** Material supplied follows **

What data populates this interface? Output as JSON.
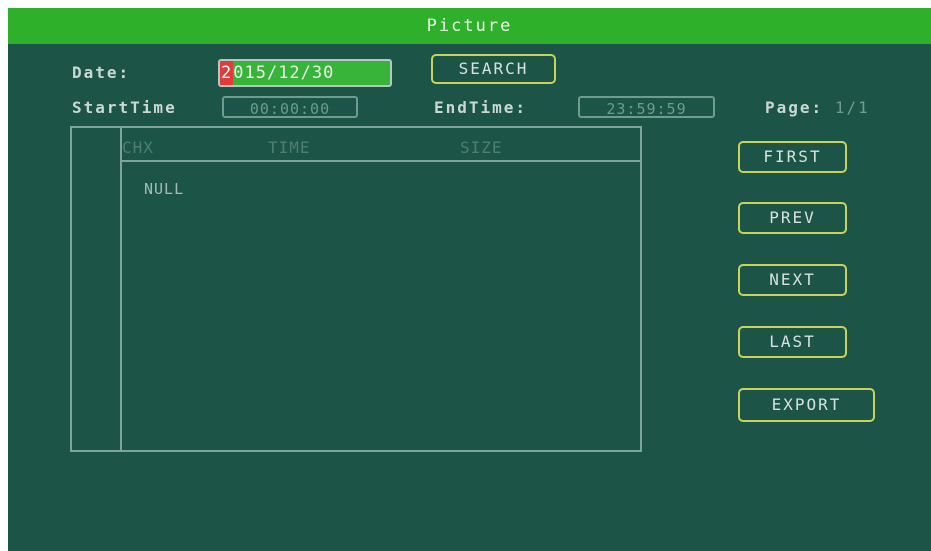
{
  "window": {
    "title": "Picture"
  },
  "search": {
    "date_label": "Date:",
    "date_value_cursor": "2",
    "date_value_rest": "015/12/30",
    "search_button": "SEARCH",
    "start_label": "StartTime",
    "start_value": "00:00:00",
    "end_label": "EndTime:",
    "end_value": "23:59:59",
    "page_label": "Page:",
    "page_value": "1/1"
  },
  "table": {
    "columns": [
      "CHX",
      "TIME",
      "SIZE"
    ],
    "rows": [
      "NULL"
    ]
  },
  "nav": {
    "first": "FIRST",
    "prev": "PREV",
    "next": "NEXT",
    "last": "LAST",
    "export": "EXPORT"
  },
  "colors": {
    "background": "#1c5448",
    "title_bar": "#2fb02a",
    "date_field": "#38b43a",
    "cursor": "#e23b3b",
    "button_border": "#c8d35a"
  }
}
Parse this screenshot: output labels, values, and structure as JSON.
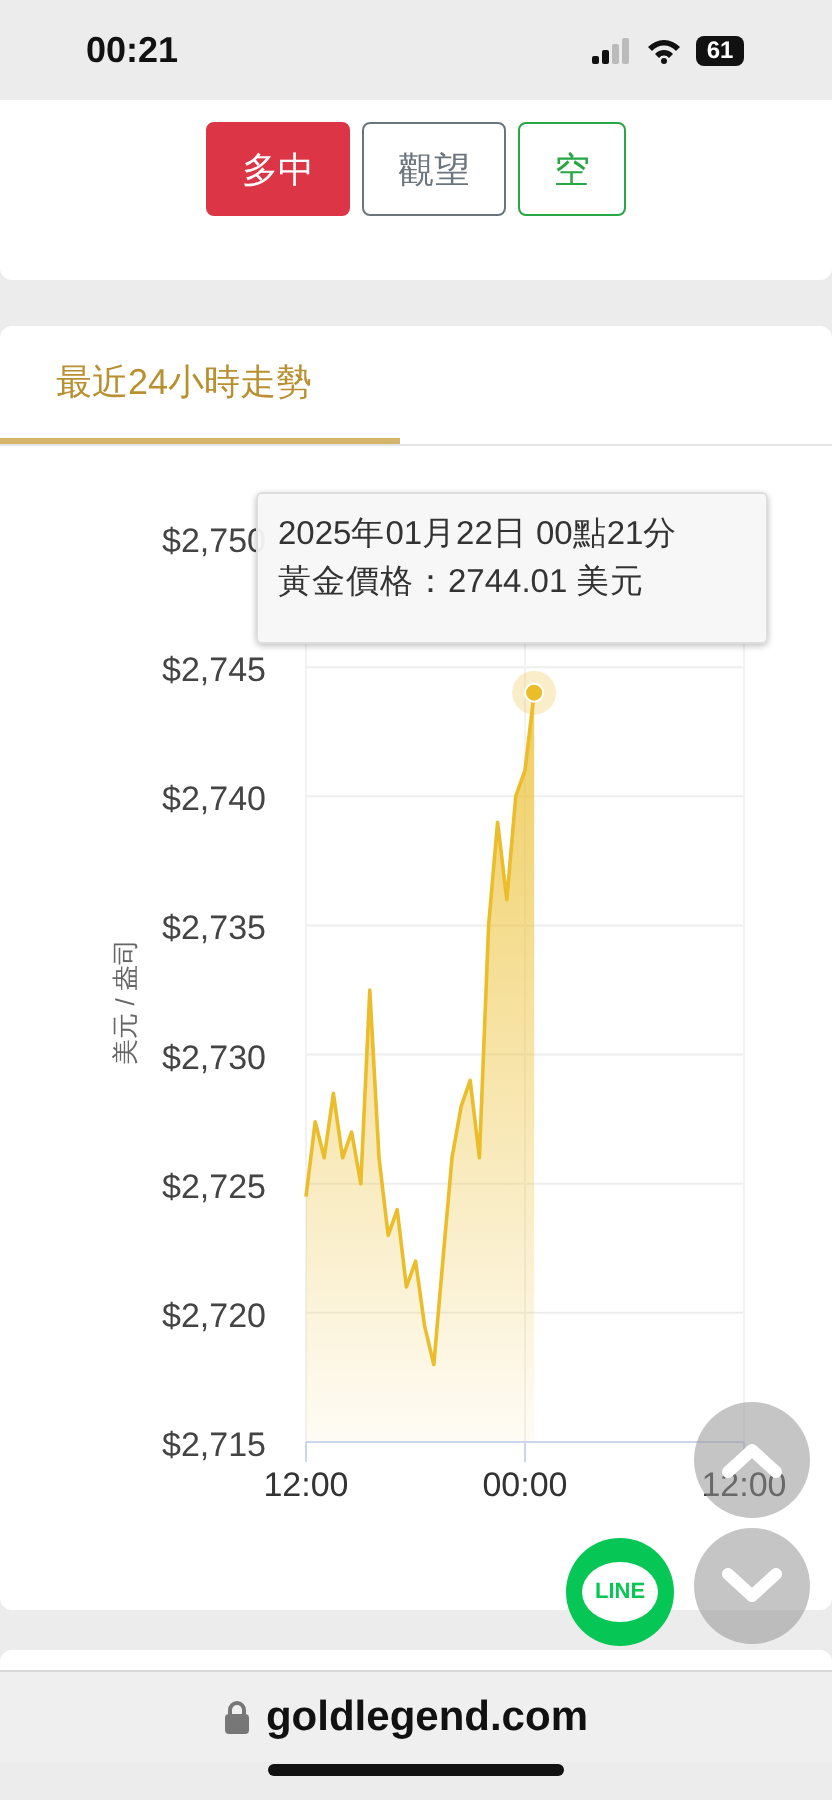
{
  "status_bar": {
    "time": "00:21",
    "battery": "61"
  },
  "signal_buttons": [
    {
      "label": "多中",
      "selected": true,
      "color": "#dc3545"
    },
    {
      "label": "觀望",
      "selected": false,
      "color": "#6c757d"
    },
    {
      "label": "空",
      "selected": false,
      "color": "#28a745"
    }
  ],
  "trend_card": {
    "tabs": [
      {
        "label": "最近24小時走勢",
        "selected": true
      }
    ],
    "chart_data": {
      "type": "area",
      "ylabel": "美元 / 盎司",
      "categories": [
        "12:00",
        null,
        null,
        null,
        null,
        null,
        null,
        null,
        null,
        null,
        null,
        null,
        null,
        null,
        null,
        null,
        null,
        null,
        null,
        null,
        null,
        null,
        null,
        null,
        "00:00",
        null,
        null,
        null,
        null,
        null,
        null,
        null,
        null,
        null,
        null,
        null,
        null,
        null,
        null,
        null,
        null,
        null,
        null,
        null,
        null,
        null,
        null,
        null,
        "12:00"
      ],
      "series": [
        {
          "color": "#ebbd2b",
          "values": [
            2724.5,
            2727.4,
            2726,
            2728.5,
            2726,
            2727,
            2725,
            2732.5,
            2726,
            2723,
            2724,
            2721,
            2722,
            2719.5,
            2718,
            2722,
            2726,
            2728,
            2729,
            2726,
            2735,
            2739,
            2736,
            2740,
            2741,
            2744.01,
            null,
            null,
            null,
            null,
            null,
            null,
            null,
            null,
            null,
            null,
            null,
            null,
            null,
            null,
            null,
            null,
            null,
            null,
            null,
            null,
            null,
            null,
            null
          ]
        }
      ],
      "ylim": [
        2715,
        2750
      ],
      "grid": true,
      "yticks": [
        {
          "value": 2715,
          "label": "$2,715"
        },
        {
          "value": 2720,
          "label": "$2,720"
        },
        {
          "value": 2725,
          "label": "$2,725"
        },
        {
          "value": 2730,
          "label": "$2,730"
        },
        {
          "value": 2735,
          "label": "$2,735"
        },
        {
          "value": 2740,
          "label": "$2,740"
        },
        {
          "value": 2745,
          "label": "$2,745"
        },
        {
          "value": 2750,
          "label": "$2,750"
        }
      ]
    },
    "tooltip": {
      "lines": [
        "2025年01月22日 00點21分",
        "黃金價格：2744.01 美元"
      ]
    }
  },
  "line_button": {
    "label": "LINE"
  },
  "browser": {
    "url": "goldlegend.com"
  }
}
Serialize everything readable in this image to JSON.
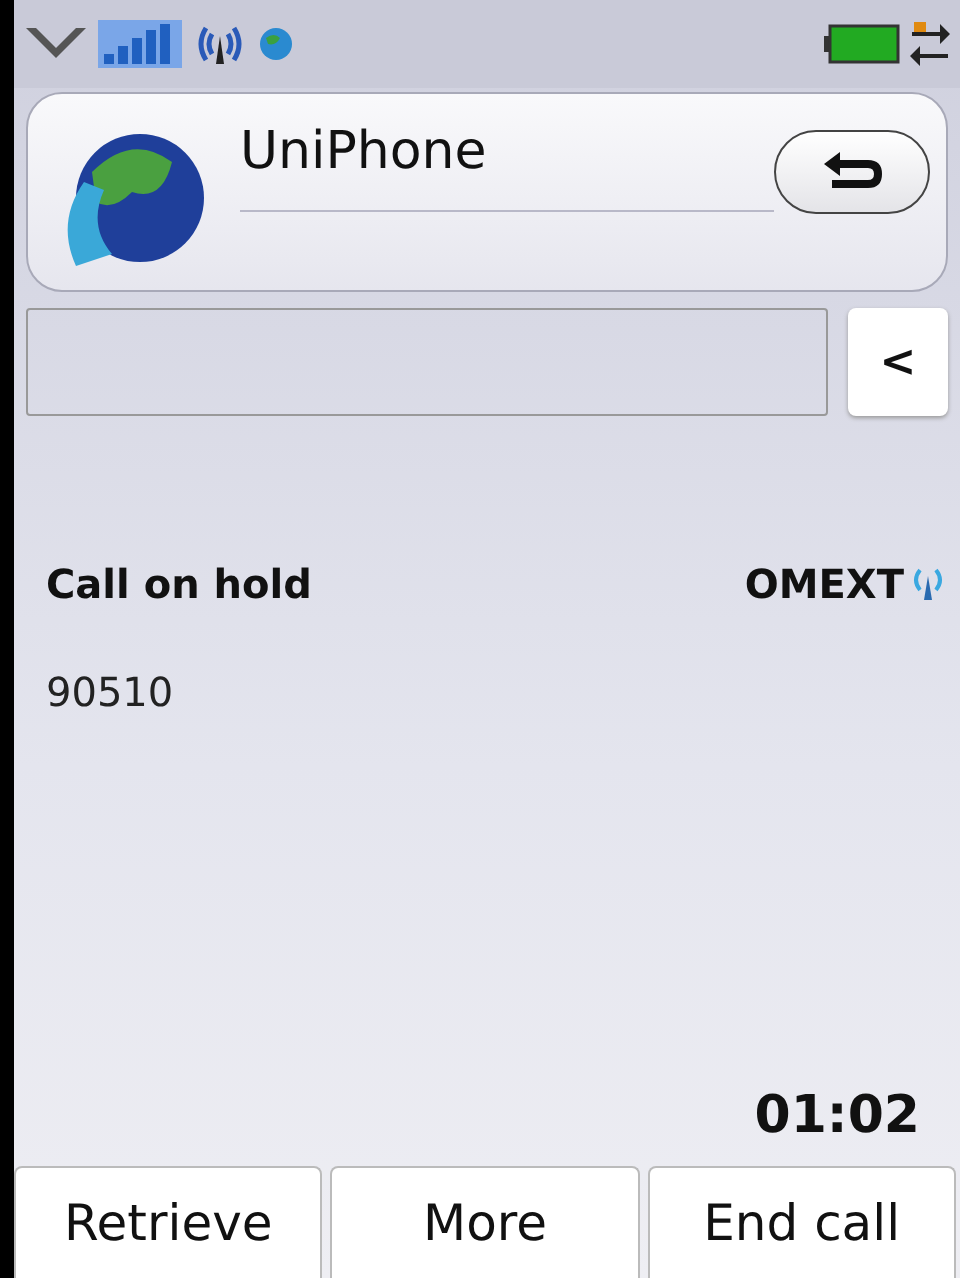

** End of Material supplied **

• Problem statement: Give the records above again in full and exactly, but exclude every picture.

• Solution below:
What data populates this interface? Output as JSON.
{
  "window": {
    "title": "Picture"
  },
  "search": {
    "date_label": "Date:",
    "date_value_cursor": "2",
    "date_value_rest": "015/12/30",
    "search_button": "SEARCH",
    "start_label": "StartTime",
    "start_value": "00:00:00",
    "end_label": "EndTime:",
    "end_value": "23:59:59",
    "page_label": "Page:",
    "page_value": "1/1"
  },
  "table": {
    "columns": [
      "CHX",
      "TIME",
      "SIZE"
    ],
    "rows": [
      "NULL"
    ]
  },
  "nav": {
    "first": "FIRST",
    "prev": "PREV",
    "next": "NEXT",
    "last": "LAST",
    "export": "EXPORT"
  },
  "colors": {
    "background": "#1c5448",
    "title_bar": "#2fb02a",
    "date_field": "#38b43a",
    "cursor": "#e23b3b",
    "button_border": "#c8d35a"
  }
}
Parse this screenshot: output labels, values, and structure as JSON.
{
  "status_bar": {
    "time": "00:21",
    "battery": "61"
  },
  "signal_buttons": [
    {
      "label": "多中",
      "selected": true,
      "color": "#dc3545"
    },
    {
      "label": "觀望",
      "selected": false,
      "color": "#6c757d"
    },
    {
      "label": "空",
      "selected": false,
      "color": "#28a745"
    }
  ],
  "trend_card": {
    "tabs": [
      {
        "label": "最近24小時走勢",
        "selected": true
      }
    ],
    "chart_data": {
      "type": "area",
      "ylabel": "美元 / 盎司",
      "categories": [
        "12:00",
        null,
        null,
        null,
        null,
        null,
        null,
        null,
        null,
        null,
        null,
        null,
        null,
        null,
        null,
        null,
        null,
        null,
        null,
        null,
        null,
        null,
        null,
        null,
        "00:00",
        null,
        null,
        null,
        null,
        null,
        null,
        null,
        null,
        null,
        null,
        null,
        null,
        null,
        null,
        null,
        null,
        null,
        null,
        null,
        null,
        null,
        null,
        null,
        "12:00"
      ],
      "series": [
        {
          "color": "#ebbd2b",
          "values": [
            2724.5,
            2727.4,
            2726,
            2728.5,
            2726,
            2727,
            2725,
            2732.5,
            2726,
            2723,
            2724,
            2721,
            2722,
            2719.5,
            2718,
            2722,
            2726,
            2728,
            2729,
            2726,
            2735,
            2739,
            2736,
            2740,
            2741,
            2744.01,
            null,
            null,
            null,
            null,
            null,
            null,
            null,
            null,
            null,
            null,
            null,
            null,
            null,
            null,
            null,
            null,
            null,
            null,
            null,
            null,
            null,
            null,
            null
          ]
        }
      ],
      "ylim": [
        2715,
        2750
      ],
      "grid": true,
      "yticks": [
        {
          "value": 2715,
          "label": "$2,715"
        },
        {
          "value": 2720,
          "label": "$2,720"
        },
        {
          "value": 2725,
          "label": "$2,725"
        },
        {
          "value": 2730,
          "label": "$2,730"
        },
        {
          "value": 2735,
          "label": "$2,735"
        },
        {
          "value": 2740,
          "label": "$2,740"
        },
        {
          "value": 2745,
          "label": "$2,745"
        },
        {
          "value": 2750,
          "label": "$2,750"
        }
      ]
    },
    "tooltip": {
      "lines": [
        "2025年01月22日 00點21分",
        "黃金價格：2744.01 美元"
      ]
    }
  },
  "line_button": {
    "label": "LINE"
  },
  "browser": {
    "url": "goldlegend.com"
  }
}
Serialize everything readable in this image to JSON.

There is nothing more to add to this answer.